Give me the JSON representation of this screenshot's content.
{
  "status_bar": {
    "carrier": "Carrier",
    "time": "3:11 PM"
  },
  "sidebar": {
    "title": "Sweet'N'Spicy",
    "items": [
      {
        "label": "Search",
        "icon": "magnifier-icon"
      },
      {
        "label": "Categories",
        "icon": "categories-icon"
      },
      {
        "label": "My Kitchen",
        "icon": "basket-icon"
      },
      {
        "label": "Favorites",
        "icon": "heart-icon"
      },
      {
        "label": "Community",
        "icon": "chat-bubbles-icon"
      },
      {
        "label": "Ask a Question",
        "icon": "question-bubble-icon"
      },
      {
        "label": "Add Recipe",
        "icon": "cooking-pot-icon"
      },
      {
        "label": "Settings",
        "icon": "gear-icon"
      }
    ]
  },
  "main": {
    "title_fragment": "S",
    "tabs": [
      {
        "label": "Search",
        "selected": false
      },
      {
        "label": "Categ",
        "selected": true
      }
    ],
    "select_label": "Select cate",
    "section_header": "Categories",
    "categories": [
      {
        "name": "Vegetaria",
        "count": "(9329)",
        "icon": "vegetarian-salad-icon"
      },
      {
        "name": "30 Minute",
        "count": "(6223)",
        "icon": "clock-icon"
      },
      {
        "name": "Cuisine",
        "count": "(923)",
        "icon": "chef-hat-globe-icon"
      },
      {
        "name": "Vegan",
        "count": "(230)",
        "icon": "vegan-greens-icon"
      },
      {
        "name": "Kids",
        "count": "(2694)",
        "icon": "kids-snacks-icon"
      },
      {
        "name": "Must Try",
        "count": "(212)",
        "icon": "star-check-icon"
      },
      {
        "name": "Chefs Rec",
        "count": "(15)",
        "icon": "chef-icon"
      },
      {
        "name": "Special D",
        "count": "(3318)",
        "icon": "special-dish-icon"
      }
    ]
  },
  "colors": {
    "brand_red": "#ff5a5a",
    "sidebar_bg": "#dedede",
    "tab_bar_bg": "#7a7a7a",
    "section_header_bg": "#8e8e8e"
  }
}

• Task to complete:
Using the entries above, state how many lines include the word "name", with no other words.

• Output of the exercise:
8